I had completed this hike in my 30’s, but not since. I attempted it about 8 years ago, but my hiking partner was experiencing health troubles, so we were forced to turn back before the summit. It’s a bit of a grueling hike, at 2.3 miles up the side of the gorge, but I’ve done more extreme hikes. Here’s the caveat: Not recently. As I rapidly approach 50 the way a fly rapidly approaches a windshield, I find myself with less of both energy and eagerness to climb mountains carrying 60 lbs of camera gear. However, approaching 50 as I am, I’m thinking that it’s more important that I do it.
I set out with the afore mentioned camera gear: the backpack containing my Hasselblad, lenses and film backs; a sturdy tripod; and the bag with my filters, meters, film, adapter rings, lens hoods, and, most importantly, a water bottle. As I mentioned earlier, it was about 60 pounds of gear.
So, at scant months from the age of 50, I started up the hill. The backpack almost immediately hurt my shoulders, but the first half mile went uneventful. I noticed a certain lack of certainty in my stride. I’m not as fleet of foot as I used to be.
I grew up on the east coast, in Pennsylvania, specifically among the glacier ravaged Appalachian mountains, and as such, was part mountain goat. I used to run down the rock-strewn trails at full speed, each footfall carefully placed. I forded the streams, and climbed the trees.
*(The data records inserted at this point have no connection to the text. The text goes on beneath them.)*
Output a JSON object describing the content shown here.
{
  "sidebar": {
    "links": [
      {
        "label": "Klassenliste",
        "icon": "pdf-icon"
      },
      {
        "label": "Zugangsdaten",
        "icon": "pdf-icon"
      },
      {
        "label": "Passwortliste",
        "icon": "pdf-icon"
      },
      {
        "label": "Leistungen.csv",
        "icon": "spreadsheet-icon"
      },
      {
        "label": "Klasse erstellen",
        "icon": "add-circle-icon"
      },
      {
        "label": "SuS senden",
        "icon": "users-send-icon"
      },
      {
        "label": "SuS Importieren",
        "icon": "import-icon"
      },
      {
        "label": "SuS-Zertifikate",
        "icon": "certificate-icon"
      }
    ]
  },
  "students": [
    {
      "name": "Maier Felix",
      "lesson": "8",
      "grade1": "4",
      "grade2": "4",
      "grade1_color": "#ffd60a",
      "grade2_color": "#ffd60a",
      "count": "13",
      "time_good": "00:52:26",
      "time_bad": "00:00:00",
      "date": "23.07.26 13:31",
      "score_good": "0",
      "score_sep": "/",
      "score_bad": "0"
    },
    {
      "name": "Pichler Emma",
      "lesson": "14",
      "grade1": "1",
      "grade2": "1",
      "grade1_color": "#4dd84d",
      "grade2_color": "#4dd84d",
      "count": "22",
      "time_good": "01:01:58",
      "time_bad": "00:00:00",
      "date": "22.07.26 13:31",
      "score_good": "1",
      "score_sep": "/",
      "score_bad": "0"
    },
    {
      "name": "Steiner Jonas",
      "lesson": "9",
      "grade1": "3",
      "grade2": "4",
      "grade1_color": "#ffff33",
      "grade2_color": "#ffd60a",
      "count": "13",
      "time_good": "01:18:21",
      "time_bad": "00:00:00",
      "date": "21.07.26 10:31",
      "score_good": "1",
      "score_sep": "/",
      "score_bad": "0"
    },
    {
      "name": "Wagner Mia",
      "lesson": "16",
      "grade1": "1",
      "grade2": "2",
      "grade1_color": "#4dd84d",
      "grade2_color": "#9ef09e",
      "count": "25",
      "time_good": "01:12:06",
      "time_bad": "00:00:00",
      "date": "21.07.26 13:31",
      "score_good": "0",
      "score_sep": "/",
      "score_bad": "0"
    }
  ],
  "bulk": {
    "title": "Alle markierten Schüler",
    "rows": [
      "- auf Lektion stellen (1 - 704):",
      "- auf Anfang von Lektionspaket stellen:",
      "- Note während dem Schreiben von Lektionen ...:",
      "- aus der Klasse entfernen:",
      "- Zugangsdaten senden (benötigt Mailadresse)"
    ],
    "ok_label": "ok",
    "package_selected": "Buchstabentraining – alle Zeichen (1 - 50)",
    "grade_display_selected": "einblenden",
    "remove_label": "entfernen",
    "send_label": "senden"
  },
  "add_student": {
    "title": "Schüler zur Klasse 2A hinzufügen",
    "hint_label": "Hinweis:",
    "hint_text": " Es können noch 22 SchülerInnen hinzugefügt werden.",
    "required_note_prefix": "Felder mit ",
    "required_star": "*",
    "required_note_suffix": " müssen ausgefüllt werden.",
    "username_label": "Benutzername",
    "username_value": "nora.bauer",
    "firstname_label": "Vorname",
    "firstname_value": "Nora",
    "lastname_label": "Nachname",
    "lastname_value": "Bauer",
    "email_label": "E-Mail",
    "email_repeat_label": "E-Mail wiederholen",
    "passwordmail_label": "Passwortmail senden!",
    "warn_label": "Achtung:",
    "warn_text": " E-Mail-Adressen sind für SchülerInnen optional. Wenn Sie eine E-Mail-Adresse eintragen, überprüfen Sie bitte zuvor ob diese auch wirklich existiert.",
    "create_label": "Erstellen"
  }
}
Now, it’s been almost a decade since I’ve hiked the hills on a regular basis, and I can feel it.
Don’t get me wrong, I’m not in bad shape for my age. I get regular exercise. Yet, my feet weren’t as sure on the stones and roots on the trail.
I tried to make the water last. I kept an eye on my skin (in case it became dry when it should have been sweaty), and level of thirst. I took a swallow when my mouth got dry. After just under a mile, I crossed a stream. I wondered whether it was safe to fill my bottle from it. I had heard of giardiasis in the mountain streams in the gorge. I asked a passing hiker, who was returning from the summit, but she didn’t know. I decided not to fill my bottle. Shortly afterward, the trail became steeper. I found myself stopping to rest more often. Hikers passed me and wished me Luck. I was determined to make it to the top, but my water was running short. My goal was to take pictures from the viewpoint, but I had noticed encroaching cloud cover before I started up, so when a hiker coming down told me that I was unlikely to get any pictures today, my spirit broke. I was tired, my water was almost gone, and I wasn’t going to risk a heat injury for bad photographs.
Back in the car, I fished under the passenger seat, and found another bottle of water. I’m going to try again.